Saturday saw two clásicos in Primera A. Estudiantes beat Gimnasia ‘away’ in the Estadio Municipal de La Plata, Ezequiel Maggiolo scoring twice either side of Federico Domínguez’s equaliser, and both sides having two men sent off. But if you think that makes a front page-worthy match in Argentina, think again. Because Racing took the lead against Boca in La Bombonera, and played better than their opponents for a large part of the match – but were undone by a goal that shouldn’t have been allowed, and a winner from a debutant. With almost the last kick of the match. FIve minutes into stoppage time.
The match was just fourteen minutes old when Reinaldo Navia silenced the Boca faithful with a header from a Maxi Moralez cross that left Boca’s backup goalkeeper, Pablo Migliore, without a chance. Boca’s side consisted entirely of players who’d normally be competing for a place on the bench, if that – only Pablo Ledesma and Neri Cardozo could really claim to have started with any regularity for the club before. That was a surprise, because after the previous weekend’s defeat to Estudiantes, followed with the messy 2-2 draw with Atlas in the Copa Libertadores in midweek, Boca needed to get back up and running.
They couldn’t. After taking the lead, Racing – as much to their own surprise, surely, as to everyone else’s – just got better. Full backs José Shaffer and Gabriel Mercado hared forwards and gave real width to the attack of a side determined to get a better result than the ones they’ve been settling for all season. Boca’s young guns, under such pressure, simply couldn’t get out of their half, even in front of their own fans.
In the second half, Boca came further forward, Racing sat slightly deeper, but still found themselves under little pressure. Leandro Gracián, understudy rather than partner on this ocassion for Juan Román Riquelme, wasn’t having his best day, whilst Neri Cardozo was making two mistakes for each good bit of play he was involved in. Racing, without ever managing the domination of the first half, actually looked comfortable. This, though, is Racing, and somehow you just knew it couldn’t last. Even Racing fans, though, must have been staring in disbelief at how cruelly this match was snatched away from them.
With 13 minutes of the 90 remaining, Pablo Ledesma sent a cross into the Racing penalty box. Boca substitute Cristán Chávez sprung Racing’s offside trap and controlled the ball perfectly – but, clearly to everyone watching, with his hand. He cut the ball back for Gabriel Paletta to stick it into the net, but it was obvious the goal wasn’t going to stand. Except that referee Carlos Maglio did allow it. Unable to comprehend how two of the three points had been taken from them, Racing were a bundle of nerves for the remainder of the game. That was most clearly manifested when, in the 85th minute, Shaffer was sent off for headbutting Boca’s young debutant Ricardo Noir.

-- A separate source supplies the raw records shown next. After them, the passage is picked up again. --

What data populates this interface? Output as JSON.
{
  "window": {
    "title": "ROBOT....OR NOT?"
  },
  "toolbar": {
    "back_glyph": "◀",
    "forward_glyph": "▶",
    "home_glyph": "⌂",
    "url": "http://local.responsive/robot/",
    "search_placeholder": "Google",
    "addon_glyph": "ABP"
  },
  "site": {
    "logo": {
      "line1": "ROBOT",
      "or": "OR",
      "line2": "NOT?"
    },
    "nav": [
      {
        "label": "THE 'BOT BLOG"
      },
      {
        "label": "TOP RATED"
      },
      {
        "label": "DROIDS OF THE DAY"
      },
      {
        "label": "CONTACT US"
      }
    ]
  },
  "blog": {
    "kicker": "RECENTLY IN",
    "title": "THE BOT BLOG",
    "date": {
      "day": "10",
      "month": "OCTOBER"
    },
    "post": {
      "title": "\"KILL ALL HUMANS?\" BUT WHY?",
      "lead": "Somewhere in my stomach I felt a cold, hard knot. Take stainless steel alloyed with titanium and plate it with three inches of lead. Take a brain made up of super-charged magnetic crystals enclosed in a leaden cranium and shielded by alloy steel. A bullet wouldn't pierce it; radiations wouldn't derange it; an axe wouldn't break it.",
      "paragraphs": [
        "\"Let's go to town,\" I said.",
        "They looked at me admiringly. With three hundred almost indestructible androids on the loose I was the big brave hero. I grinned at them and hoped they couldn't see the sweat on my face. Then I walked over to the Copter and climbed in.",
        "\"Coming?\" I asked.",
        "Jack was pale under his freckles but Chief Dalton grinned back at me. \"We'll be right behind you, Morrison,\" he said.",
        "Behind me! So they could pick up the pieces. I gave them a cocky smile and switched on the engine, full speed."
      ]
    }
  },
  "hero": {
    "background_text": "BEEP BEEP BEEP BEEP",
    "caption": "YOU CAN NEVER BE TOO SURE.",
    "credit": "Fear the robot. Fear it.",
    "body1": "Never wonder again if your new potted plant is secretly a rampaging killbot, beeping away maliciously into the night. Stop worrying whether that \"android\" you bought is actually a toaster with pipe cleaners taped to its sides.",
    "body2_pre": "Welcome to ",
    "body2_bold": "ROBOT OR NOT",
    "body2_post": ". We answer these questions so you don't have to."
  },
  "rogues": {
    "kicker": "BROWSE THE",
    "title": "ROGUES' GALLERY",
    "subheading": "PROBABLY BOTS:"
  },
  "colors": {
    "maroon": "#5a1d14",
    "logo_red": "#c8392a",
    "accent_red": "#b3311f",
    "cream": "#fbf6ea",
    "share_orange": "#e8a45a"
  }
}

It was Noir who was to have the last laugh, though. Paletta’s goal wasn’t to be the last moment of controversy in the match, because the referee raised a few eyebrows as he played no fewer than five minutes of time added on. It was in the last of those, with virtually the very last touch of a match his team didn’t deserve to win, that the youngster won it. Taking the ball in the area, he hit a left-footed shot across the goal. It was perfectly placed, and José Martínez Gullota in the Racing goal didn’t stand a chance.
Juan Manuel Llop has undeniably improved the play of this Racing team, but still they can’t so much as buy a win. Central play Arsenal later in the day, and if they can contrive to win, La Academia will be a long way off the place. One of Argentina’s Big Five, almost certainly, will be playing in the relegation playoffs in a couple of months. And if their luck continues this badly, it could well be a winter of discontent in El Cilindro.